Cooking Basics: Following a Recipe

Over the weekend, I had dinner with my brother and his roommate. They are both single, in their mid-20s, and have more disposable income than time/motivation/knowledge to cook a meal at home. These are guys who are interested in a healthy lifestyle, but don't have the tools to provide it for themselves. While I don't think everyone needs to be a master chef, I think that everyone should be comfortable in the kitchen. Gender aside, you should be able to provide a decent meal for yourself, and a nice meal to impress a date.

The benefit of living in the same city as your brother for the first time in 15 years means you get to have dinner together on a somewhat regular basis. The agreement was that that the weeks dinner was at their place, I'd teach them to cook a simple recipe. I've affectionately dubbed it as "Cooking with Paul"**. Hopefully in a few months, they'll have a little more confidence in the kitchen. This week we picked a simple chicken and pasta dish. Before we even started with the recipe, I asked them how comfortable they were following a recipe. "I've never done it" was Paul's reply. Good to know where we're starting from!

This reminded me that no matter how good the intentions are, if there are holes in your skills and knowledge, it doesn't matter. Paul might want to cook for himself, but if he hasn't learned to follow a recipe, he's probably not going to get very far. Thus our first lesson :) Here are the big takeaways for following a recipe.

Read the recipe. All the way through. Before you start.

This is so easy to skip over, and can really bite you in the butt if you don't. For beginner cooks, this is especially important. Are there terms that you don't understand? Techniques that you don't have? You don't want to find yourself 30 minutes before your date arrives, realizing that the dessert you're in the middle of making requires you to let set in the fridge overnight. You also don't want to find out you don't have all the ingredients. Chocolate chip cookies without the chocolate chips? No bueno!

Order matters.

Did you know the ingredients are listed in the order they are used in the recipe? It's on purpose and can help you stay on top of things. Unless you're using a slow-cooker, you're not going to just dump everything in a pot and call it a day. The order of your steps will make a difference to the end product.

Mise en place.

Another easy to skip over, but super helpful tip. Simply put, mise en place means "everything in place". Have all your ingredients accessible - and prepped. There's a reason it looks so easy on cooking shows - you're not usually watching them get all the ingredients and do the prep. By practicing mise en place, when the recipe says to add the chopped onion, you don't have to go find the onion and then chop it. You'll be ready. This also helps ensure that you don't have to run to the store in the middle of a recipe. Everything is already there, ready to go.

Note the time. Then double it.

Some recipes state how long they take to make. This can be put in a few different ways.
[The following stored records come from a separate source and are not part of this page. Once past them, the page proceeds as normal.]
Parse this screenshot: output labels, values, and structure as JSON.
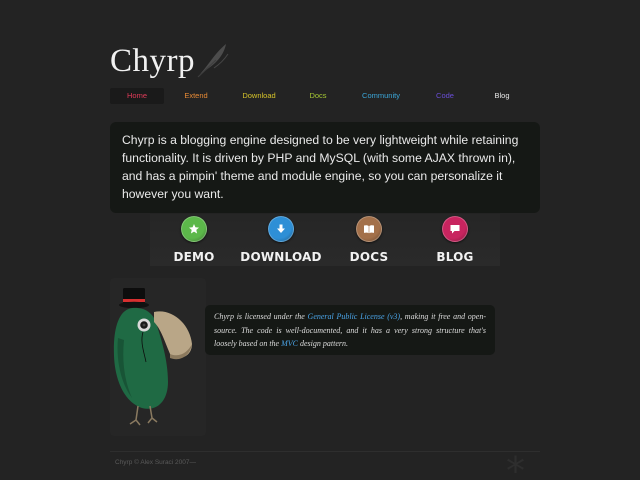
{
  "logo": {
    "text": "Chyrp"
  },
  "nav": {
    "items": [
      {
        "label": "Home",
        "color": "#e23b59"
      },
      {
        "label": "Extend",
        "color": "#e78a35"
      },
      {
        "label": "Download",
        "color": "#d6c42a"
      },
      {
        "label": "Docs",
        "color": "#a6c834"
      },
      {
        "label": "Community",
        "color": "#3ba6d8"
      },
      {
        "label": "Code",
        "color": "#6a4ed8"
      },
      {
        "label": "Blog",
        "color": "#e8e8e8"
      }
    ]
  },
  "intro": {
    "text": "Chyrp is a blogging engine designed to be very lightweight while retaining functionality. It is driven by PHP and MySQL (with some AJAX thrown in), and has a pimpin' theme and module engine, so you can personalize it however you want."
  },
  "features": [
    {
      "label": "DEMO",
      "icon": "star-icon",
      "color": "#5cb84a"
    },
    {
      "label": "DOWNLOAD",
      "icon": "download-arrow-icon",
      "color": "#2e8fd6"
    },
    {
      "label": "DOCS",
      "icon": "book-icon",
      "color": "#a3704a"
    },
    {
      "label": "BLOG",
      "icon": "speech-bubble-icon",
      "color": "#c8245f"
    }
  ],
  "license": {
    "part1": "Chyrp is licensed under the ",
    "gpl_link": "General Public License (v3)",
    "part2": ", making it free and open-source. The code is well-documented, and it has a very strong structure that's loosely based on the ",
    "mvc_link": "MVC",
    "part3": " design pattern."
  },
  "footer": {
    "text": "Chyrp © Alex Suraci 2007—"
  }
}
It might just give you the total time from start to finish, or it might be broken down into active time and inactive time. The distinction is important. A baked pasta dish might not take a lot of time to get into the pan, but sits in the oven for 30-60 minutes. On the other hand, a skillet pasta dish takes a lot less total time, but most of it is active. While you're still getting comfortable in the kitchen, go ahead and double the active time required. You'll thank me later.

The comma.

In your ingredient list, anything listed after a comma is your prep and should be done after measuring. There is a big difference between "1 cup walnuts, chopped" and "1 cup chopped walnuts". In the first situation, you measure out 1 cup of walnuts, then put them on your cutting board and chop. You put everything on your cutting board into the recipe. In the second situation, you chop up a bunch of walnuts (or buy them already chopped) and then measure out 1 cup. The first situation is going to involve a lot less walnuts.

Save improv for round 2.

If you're less of a rule follower, you might be tempted to make changes to a recipe while you're making it. "That doesn't sound right" or "I'm sure it doesn't really have to cook for 30 minutes" are sure fire ways to make use of that takeout menu. The first time around, trust the process. Follow the recipe the way it was written. Once you've made it once, and you see how it works, you can improvise to your heart's content. Again, this is about getting comfortable and confident in the kitchen. One skill that will grow is your ability to anticipate how changes will impact the recipe. You'll get there.

Do you have any other tips for recipe-following success?

**For those who know me or my family, you know I do not have a brother named Paul. But "Cooking with Tim" didn't have the same ring to it. So the process is being named after his roommate. Nothing but love to my brother, though :)


Katie Goldberg

Katie Goldberg, MCN, RDN, LDN, has been a registered dietitian since 2013, but has always had a passion for good food and a healthy lifestyle. Katie earned her Master’s of Clinical Nutrition from the University of Texas Southwestern Medical Center and has worked in private practice, higher education, in a clinical setting, and as an in-house dietitian for a food company. Whether it's at through large groups or one-on-one, Katie enjoys connecting people with easy and practical solutions for better health.